> Records for the task
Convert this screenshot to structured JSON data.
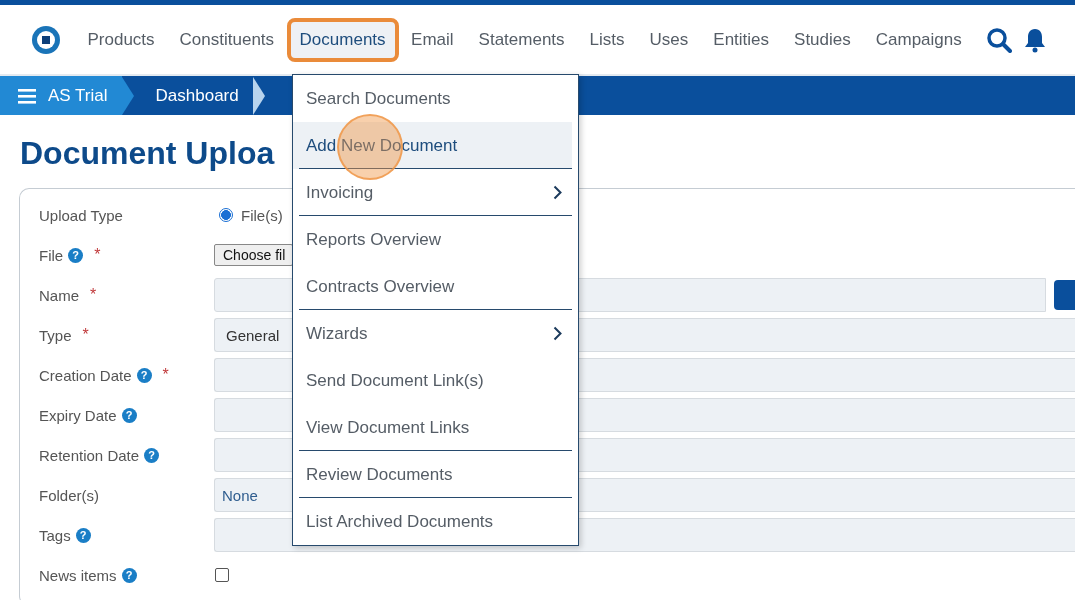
{
  "nav": {
    "items": [
      {
        "label": "Products",
        "selected": false
      },
      {
        "label": "Constituents",
        "selected": false
      },
      {
        "label": "Documents",
        "selected": true
      },
      {
        "label": "Email",
        "selected": false
      },
      {
        "label": "Statements",
        "selected": false
      },
      {
        "label": "Lists",
        "selected": false
      },
      {
        "label": "Uses",
        "selected": false
      },
      {
        "label": "Entities",
        "selected": false
      },
      {
        "label": "Studies",
        "selected": false
      },
      {
        "label": "Campaigns",
        "selected": false
      }
    ]
  },
  "breadcrumbs": [
    "AS Trial",
    "Dashboard"
  ],
  "page_title": "Document Uploa",
  "form": {
    "rows": [
      {
        "kind": "radio",
        "label": "Upload Type",
        "option": "File(s)",
        "checked": true
      },
      {
        "kind": "file",
        "label": "File",
        "help": "?",
        "required": "*",
        "button": "Choose fil"
      },
      {
        "kind": "text",
        "label": "Name",
        "required": "*",
        "action": true
      },
      {
        "kind": "text",
        "label": "Type",
        "required": "*",
        "value": "General"
      },
      {
        "kind": "text",
        "label": "Creation Date",
        "help": "?",
        "required": "*"
      },
      {
        "kind": "text",
        "label": "Expiry Date",
        "help": "?"
      },
      {
        "kind": "text",
        "label": "Retention Date",
        "help": "?"
      },
      {
        "kind": "text",
        "label": "Folder(s)",
        "value": "None"
      },
      {
        "kind": "text",
        "label": "Tags",
        "help": "?"
      },
      {
        "kind": "checkbox",
        "label": "News items",
        "help": "?",
        "checked": false
      }
    ]
  },
  "menu": {
    "items": [
      {
        "label": "Search Documents",
        "kind": "item",
        "selected": false,
        "divider_after": false
      },
      {
        "label": "Add New Document",
        "kind": "item",
        "selected": true,
        "divider_after": true
      },
      {
        "label": "Invoicing",
        "kind": "submenu",
        "selected": false,
        "divider_after": true
      },
      {
        "label": "Reports Overview",
        "kind": "item",
        "selected": false,
        "divider_after": false
      },
      {
        "label": "Contracts Overview",
        "kind": "item",
        "selected": false,
        "divider_after": true
      },
      {
        "label": "Wizards",
        "kind": "submenu",
        "selected": false,
        "divider_after": false
      },
      {
        "label": "Send Document Link(s)",
        "kind": "item",
        "selected": false,
        "divider_after": false
      },
      {
        "label": "View Document Links",
        "kind": "item",
        "selected": false,
        "divider_after": true
      },
      {
        "label": "Review Documents",
        "kind": "item",
        "selected": false,
        "divider_after": true
      },
      {
        "label": "List Archived Documents",
        "kind": "item",
        "selected": false,
        "divider_after": false
      }
    ]
  }
}
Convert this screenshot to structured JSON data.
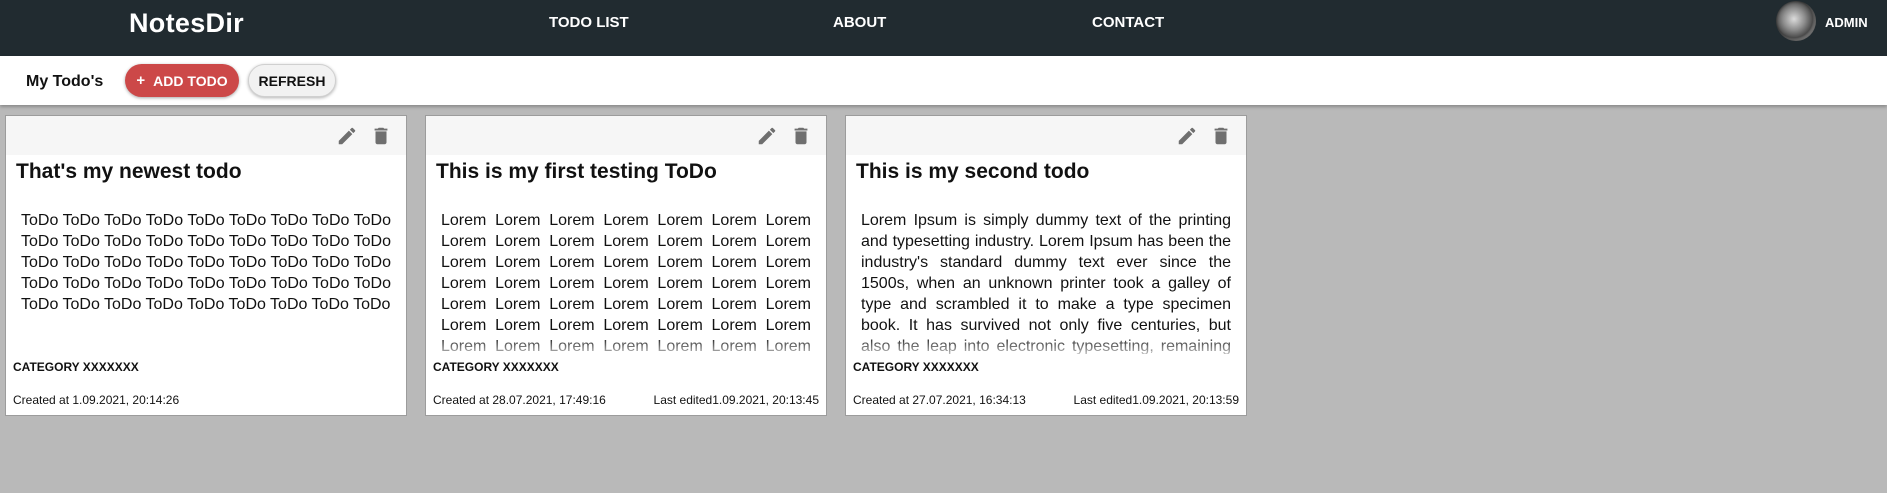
{
  "navbar": {
    "brand": "NotesDir",
    "links": [
      "TODO LIST",
      "ABOUT",
      "CONTACT"
    ],
    "user": {
      "name": "ADMIN",
      "avatar_icon": "user-avatar"
    }
  },
  "toolbar": {
    "title": "My Todo's",
    "add_icon": "+",
    "add_label": "ADD TODO",
    "refresh_label": "REFRESH"
  },
  "colors": {
    "navbar": "#212b30",
    "page_background": "#b9b9b9",
    "add_button": "#cc4848",
    "icon": "#6f6f6f"
  },
  "cards": [
    {
      "title": "That's my newest todo",
      "body": "ToDo ToDo ToDo ToDo ToDo ToDo ToDo ToDo ToDo ToDo ToDo ToDo ToDo ToDo ToDo ToDo ToDo ToDo ToDo ToDo ToDo ToDo ToDo ToDo ToDo ToDo ToDo ToDo ToDo ToDo ToDo ToDo ToDo ToDo ToDo ToDo ToDo ToDo ToDo ToDo ToDo ToDo ToDo ToDo ToDo",
      "category": "CATEGORY XXXXXXX",
      "created": "Created at 1.09.2021, 20:14:26",
      "edited": ""
    },
    {
      "title": "This is my first testing ToDo",
      "body": "Lorem Lorem Lorem Lorem Lorem Lorem Lorem Lorem Lorem Lorem Lorem Lorem Lorem Lorem Lorem Lorem Lorem Lorem Lorem Lorem Lorem Lorem Lorem Lorem Lorem Lorem Lorem Lorem Lorem Lorem Lorem Lorem Lorem Lorem Lorem Lorem Lorem Lorem Lorem Lorem Lorem Lorem Lorem Lorem Lorem Lorem Lorem Lorem Lorem Lorem Lorem Lorem Lorem Lorem Lorem Lorem",
      "category": "CATEGORY XXXXXXX",
      "created": "Created at 28.07.2021, 17:49:16",
      "edited": "Last edited1.09.2021, 20:13:45"
    },
    {
      "title": "This is my second todo",
      "body": "Lorem Ipsum is simply dummy text of the printing and typesetting industry. Lorem Ipsum has been the industry's standard dummy text ever since the 1500s, when an unknown printer took a galley of type and scrambled it to make a type specimen book. It has survived not only five centuries, but also the leap into electronic typesetting, remaining essentially unchanged. It was popularised in the",
      "category": "CATEGORY XXXXXXX",
      "created": "Created at 27.07.2021, 16:34:13",
      "edited": "Last edited1.09.2021, 20:13:59"
    }
  ]
}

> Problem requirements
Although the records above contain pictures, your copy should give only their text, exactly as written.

> Answer for this exercise
Convert this screenshot to structured JSON data.
{
  "nav": {
    "items": [
      {
        "label": "Products",
        "selected": false
      },
      {
        "label": "Constituents",
        "selected": false
      },
      {
        "label": "Documents",
        "selected": true
      },
      {
        "label": "Email",
        "selected": false
      },
      {
        "label": "Statements",
        "selected": false
      },
      {
        "label": "Lists",
        "selected": false
      },
      {
        "label": "Uses",
        "selected": false
      },
      {
        "label": "Entities",
        "selected": false
      },
      {
        "label": "Studies",
        "selected": false
      },
      {
        "label": "Campaigns",
        "selected": false
      }
    ]
  },
  "breadcrumbs": [
    "AS Trial",
    "Dashboard"
  ],
  "page_title": "Document Uploa",
  "form": {
    "rows": [
      {
        "kind": "radio",
        "label": "Upload Type",
        "option": "File(s)",
        "checked": true
      },
      {
        "kind": "file",
        "label": "File",
        "help": "?",
        "required": "*",
        "button": "Choose fil"
      },
      {
        "kind": "text",
        "label": "Name",
        "required": "*",
        "action": true
      },
      {
        "kind": "text",
        "label": "Type",
        "required": "*",
        "value": "General"
      },
      {
        "kind": "text",
        "label": "Creation Date",
        "help": "?",
        "required": "*"
      },
      {
        "kind": "text",
        "label": "Expiry Date",
        "help": "?"
      },
      {
        "kind": "text",
        "label": "Retention Date",
        "help": "?"
      },
      {
        "kind": "text",
        "label": "Folder(s)",
        "value": "None"
      },
      {
        "kind": "text",
        "label": "Tags",
        "help": "?"
      },
      {
        "kind": "checkbox",
        "label": "News items",
        "help": "?",
        "checked": false
      }
    ]
  },
  "menu": {
    "items": [
      {
        "label": "Search Documents",
        "kind": "item",
        "selected": false,
        "divider_after": false
      },
      {
        "label": "Add New Document",
        "kind": "item",
        "selected": true,
        "divider_after": true
      },
      {
        "label": "Invoicing",
        "kind": "submenu",
        "selected": false,
        "divider_after": true
      },
      {
        "label": "Reports Overview",
        "kind": "item",
        "selected": false,
        "divider_after": false
      },
      {
        "label": "Contracts Overview",
        "kind": "item",
        "selected": false,
        "divider_after": true
      },
      {
        "label": "Wizards",
        "kind": "submenu",
        "selected": false,
        "divider_after": false
      },
      {
        "label": "Send Document Link(s)",
        "kind": "item",
        "selected": false,
        "divider_after": false
      },
      {
        "label": "View Document Links",
        "kind": "item",
        "selected": false,
        "divider_after": true
      },
      {
        "label": "Review Documents",
        "kind": "item",
        "selected": false,
        "divider_after": true
      },
      {
        "label": "List Archived Documents",
        "kind": "item",
        "selected": false,
        "divider_after": false
      }
    ]
  }
}
Convert this screenshot to structured JSON data.
{
  "navbar": {
    "brand": "NotesDir",
    "links": [
      "TODO LIST",
      "ABOUT",
      "CONTACT"
    ],
    "user": {
      "name": "ADMIN",
      "avatar_icon": "user-avatar"
    }
  },
  "toolbar": {
    "title": "My Todo's",
    "add_icon": "+",
    "add_label": "ADD TODO",
    "refresh_label": "REFRESH"
  },
  "colors": {
    "navbar": "#212b30",
    "page_background": "#b9b9b9",
    "add_button": "#cc4848",
    "icon": "#6f6f6f"
  },
  "cards": [
    {
      "title": "That's my newest todo",
      "body": "ToDo ToDo ToDo ToDo ToDo ToDo ToDo ToDo ToDo ToDo ToDo ToDo ToDo ToDo ToDo ToDo ToDo ToDo ToDo ToDo ToDo ToDo ToDo ToDo ToDo ToDo ToDo ToDo ToDo ToDo ToDo ToDo ToDo ToDo ToDo ToDo ToDo ToDo ToDo ToDo ToDo ToDo ToDo ToDo ToDo",
      "category": "CATEGORY XXXXXXX",
      "created": "Created at 1.09.2021, 20:14:26",
      "edited": ""
    },
    {
      "title": "This is my first testing ToDo",
      "body": "Lorem Lorem Lorem Lorem Lorem Lorem Lorem Lorem Lorem Lorem Lorem Lorem Lorem Lorem Lorem Lorem Lorem Lorem Lorem Lorem Lorem Lorem Lorem Lorem Lorem Lorem Lorem Lorem Lorem Lorem Lorem Lorem Lorem Lorem Lorem Lorem Lorem Lorem Lorem Lorem Lorem Lorem Lorem Lorem Lorem Lorem Lorem Lorem Lorem Lorem Lorem Lorem Lorem Lorem Lorem Lorem",
      "category": "CATEGORY XXXXXXX",
      "created": "Created at 28.07.2021, 17:49:16",
      "edited": "Last edited1.09.2021, 20:13:45"
    },
    {
      "title": "This is my second todo",
      "body": "Lorem Ipsum is simply dummy text of the printing and typesetting industry. Lorem Ipsum has been the industry's standard dummy text ever since the 1500s, when an unknown printer took a galley of type and scrambled it to make a type specimen book. It has survived not only five centuries, but also the leap into electronic typesetting, remaining essentially unchanged. It was popularised in the",
      "category": "CATEGORY XXXXXXX",
      "created": "Created at 27.07.2021, 16:34:13",
      "edited": "Last edited1.09.2021, 20:13:59"
    }
  ]
}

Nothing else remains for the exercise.